Byline: Jac Chebatoris Parents, get ready: Nickelodeon's new faux reality series, "The Naked Brothers Band," is coming for your children. The show, which debuts in January, promises to be a hit with both tweens and the swing-set set. It's about...
The Editor's Desk
Byline: Jon Meacham On a humid afternoon in Manhattan earlier this summer, a group of NEWSWEEK editors and writers had just finished an early screening of Oliver Stone's "World Trade Center." With characteristic cinematic skill, Stone re-created...
The First in the Family to Be Supersized; My Immigrant Mother's Infatuation with Fast Food Made Me Fat. She Couldn't Have Been Prouder
Byline: Jennifer Tang; Tang lives in New York City As a first-generation Chinese-American woman who wears a size 36D bra, I can personally testify to the power of the American fast-food diet. For generations, my family was short and my female relatives...
The Hard Disk That Changed the World; IBM Delivered the First Disk Drive 50 Years Ago. It Was about the Size of Two Refrigerators and Weighed a Ton
Byline: Steven Levy If there's a bottle of vintage champagne you've been saving, next month is the time to pop it open: it's the 50th anniversary of hard-disk storage. Don't laugh. On Sept. 13, 1956, IBM shipped the first unit of the RAMAC (Random...
'The Putting of First Things First'; the Revival of the Romance of the Antiwar Left Is a Potential Disaster for the Democrats. It's What Gave the World Richard Nixon in 1968
Byline: Jonathan Alter To the consternation of my children, I once spent an afternoon with Monica Lewinsky. It was at a Thanksgiving Day party in 2000, while the results of the presidential campaign were still unclear, and the subject of our conversation...

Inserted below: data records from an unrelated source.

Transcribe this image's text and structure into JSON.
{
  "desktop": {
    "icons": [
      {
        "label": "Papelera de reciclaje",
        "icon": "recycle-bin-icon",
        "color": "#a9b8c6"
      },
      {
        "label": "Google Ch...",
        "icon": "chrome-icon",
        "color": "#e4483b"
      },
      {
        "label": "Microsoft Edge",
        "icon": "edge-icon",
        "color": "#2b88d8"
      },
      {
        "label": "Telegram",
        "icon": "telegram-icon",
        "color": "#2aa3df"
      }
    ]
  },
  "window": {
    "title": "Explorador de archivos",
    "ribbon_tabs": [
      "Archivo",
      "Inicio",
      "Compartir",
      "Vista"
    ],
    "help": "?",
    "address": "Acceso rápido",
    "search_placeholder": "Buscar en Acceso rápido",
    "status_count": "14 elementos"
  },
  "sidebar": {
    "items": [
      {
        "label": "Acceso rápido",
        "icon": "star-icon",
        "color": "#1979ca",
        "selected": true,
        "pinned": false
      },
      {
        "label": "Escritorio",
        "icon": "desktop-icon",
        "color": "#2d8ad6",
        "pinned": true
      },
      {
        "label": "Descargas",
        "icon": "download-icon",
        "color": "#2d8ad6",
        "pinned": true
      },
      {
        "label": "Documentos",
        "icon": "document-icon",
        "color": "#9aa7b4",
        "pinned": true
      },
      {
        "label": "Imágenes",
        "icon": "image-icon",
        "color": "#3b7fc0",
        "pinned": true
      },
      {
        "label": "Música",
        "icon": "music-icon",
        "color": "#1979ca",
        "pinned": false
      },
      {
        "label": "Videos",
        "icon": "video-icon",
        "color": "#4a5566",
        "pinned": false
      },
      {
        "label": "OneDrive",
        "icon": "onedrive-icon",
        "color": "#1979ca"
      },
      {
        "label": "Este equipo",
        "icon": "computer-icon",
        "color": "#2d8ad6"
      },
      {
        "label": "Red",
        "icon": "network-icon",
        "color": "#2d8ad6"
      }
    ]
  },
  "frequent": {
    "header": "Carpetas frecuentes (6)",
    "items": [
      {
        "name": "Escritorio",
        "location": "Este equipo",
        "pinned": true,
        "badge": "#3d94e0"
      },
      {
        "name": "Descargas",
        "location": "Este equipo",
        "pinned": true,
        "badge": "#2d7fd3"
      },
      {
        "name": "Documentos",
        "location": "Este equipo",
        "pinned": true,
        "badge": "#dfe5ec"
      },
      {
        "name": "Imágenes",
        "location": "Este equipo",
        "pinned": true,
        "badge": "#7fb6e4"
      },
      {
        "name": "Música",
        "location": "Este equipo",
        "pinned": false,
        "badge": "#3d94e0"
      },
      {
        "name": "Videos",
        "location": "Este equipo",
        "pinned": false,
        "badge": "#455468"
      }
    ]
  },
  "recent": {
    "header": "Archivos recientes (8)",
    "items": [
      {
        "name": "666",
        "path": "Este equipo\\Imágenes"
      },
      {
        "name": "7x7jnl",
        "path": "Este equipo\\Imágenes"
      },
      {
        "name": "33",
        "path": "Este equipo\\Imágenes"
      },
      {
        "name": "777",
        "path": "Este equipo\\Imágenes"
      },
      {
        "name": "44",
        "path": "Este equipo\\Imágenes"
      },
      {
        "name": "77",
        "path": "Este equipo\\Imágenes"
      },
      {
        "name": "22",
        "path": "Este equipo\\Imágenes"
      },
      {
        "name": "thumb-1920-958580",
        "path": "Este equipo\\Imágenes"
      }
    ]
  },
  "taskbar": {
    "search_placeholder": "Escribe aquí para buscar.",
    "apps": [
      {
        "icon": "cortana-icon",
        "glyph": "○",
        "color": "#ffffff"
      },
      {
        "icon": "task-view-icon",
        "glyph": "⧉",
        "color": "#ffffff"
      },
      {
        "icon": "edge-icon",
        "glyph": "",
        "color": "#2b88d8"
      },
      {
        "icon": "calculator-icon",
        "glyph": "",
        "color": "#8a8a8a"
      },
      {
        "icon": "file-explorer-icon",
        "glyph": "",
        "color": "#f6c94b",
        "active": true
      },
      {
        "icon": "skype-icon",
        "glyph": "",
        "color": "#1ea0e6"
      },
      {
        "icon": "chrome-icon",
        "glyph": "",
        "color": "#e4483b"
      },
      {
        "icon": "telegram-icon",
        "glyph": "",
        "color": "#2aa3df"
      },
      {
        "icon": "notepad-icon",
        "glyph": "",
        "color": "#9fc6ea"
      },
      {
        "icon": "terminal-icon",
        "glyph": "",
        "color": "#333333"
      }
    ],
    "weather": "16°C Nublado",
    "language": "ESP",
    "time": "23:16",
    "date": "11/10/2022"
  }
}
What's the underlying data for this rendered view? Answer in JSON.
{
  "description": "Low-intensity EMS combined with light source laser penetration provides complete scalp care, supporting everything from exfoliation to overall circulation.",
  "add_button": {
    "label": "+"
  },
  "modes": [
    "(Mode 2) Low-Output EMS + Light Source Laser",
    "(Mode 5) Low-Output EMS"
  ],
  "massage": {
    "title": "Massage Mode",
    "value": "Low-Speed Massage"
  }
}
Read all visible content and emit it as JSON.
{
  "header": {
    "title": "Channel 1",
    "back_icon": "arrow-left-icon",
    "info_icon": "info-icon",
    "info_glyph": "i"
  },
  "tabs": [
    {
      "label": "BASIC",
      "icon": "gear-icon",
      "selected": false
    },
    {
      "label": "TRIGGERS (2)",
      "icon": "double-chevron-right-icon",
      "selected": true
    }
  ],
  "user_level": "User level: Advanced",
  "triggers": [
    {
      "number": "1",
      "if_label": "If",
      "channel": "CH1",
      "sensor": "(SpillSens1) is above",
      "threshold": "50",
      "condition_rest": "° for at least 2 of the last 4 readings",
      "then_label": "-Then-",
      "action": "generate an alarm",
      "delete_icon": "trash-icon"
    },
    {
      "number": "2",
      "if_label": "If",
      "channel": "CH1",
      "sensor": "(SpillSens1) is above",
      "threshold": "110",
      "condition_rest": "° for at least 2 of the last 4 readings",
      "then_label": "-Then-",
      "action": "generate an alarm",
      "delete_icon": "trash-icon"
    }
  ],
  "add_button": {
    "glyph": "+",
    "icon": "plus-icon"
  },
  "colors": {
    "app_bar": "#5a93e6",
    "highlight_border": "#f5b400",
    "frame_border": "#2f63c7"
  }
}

The Wedding March; Washington's High Court Dealt Gay-Marriage Advocates Another Setback. What's Next-For Both Sides
Byline: Debra Rosenberg and Karen Breslau For Seattle-area pastor and gay-marriage opponent Joseph Fuiten, there was little time to savor the good news. Within hours after the Washington Supreme Court ruled, 5-4, to uphold the state's ban on same-sex...
The Wider War; from Iraq to Al Qaeda, the Conflict between Israel and Hizbullah Is Resonating Far beyond the Battlefield
Byline: Christopher Dickey and Rod Nordland (With John Barry, Michael Hirsh and Richard Wolffe in Washington, Babak Dehganpisheh in Beirut, Kevin Peraino in Avivim, Joanna Chen in Jerusalem, Nisid Hajari and Maziar Bahari in Tehran, and Malcolm Beith...
This Week Online
Byline: A. Christian Jean Diane von Furstenberg NEWSWEEK: Does fashion still matter? President, Council of Fashion Designers of America: We are living in such a troubled world that fashion seems completely irrelevant. Yet it's a huge industry....
'Tipping Point'; Just Another Day in Ramadi: Another IED, an Ambush, One Dead Marine and a Couple of Lucky Ones. A Report from the Epicenter of the Insurgency
Byline: Scott Johnson Lance Cpl. Dustin Gross lay on a Ramadi street beside his wrecked Humvee, conscious but too badly injured to get up. The crew's gunner, momentarily knocked cold, slumped in the turret above him. Huge pieces of shrapnel and...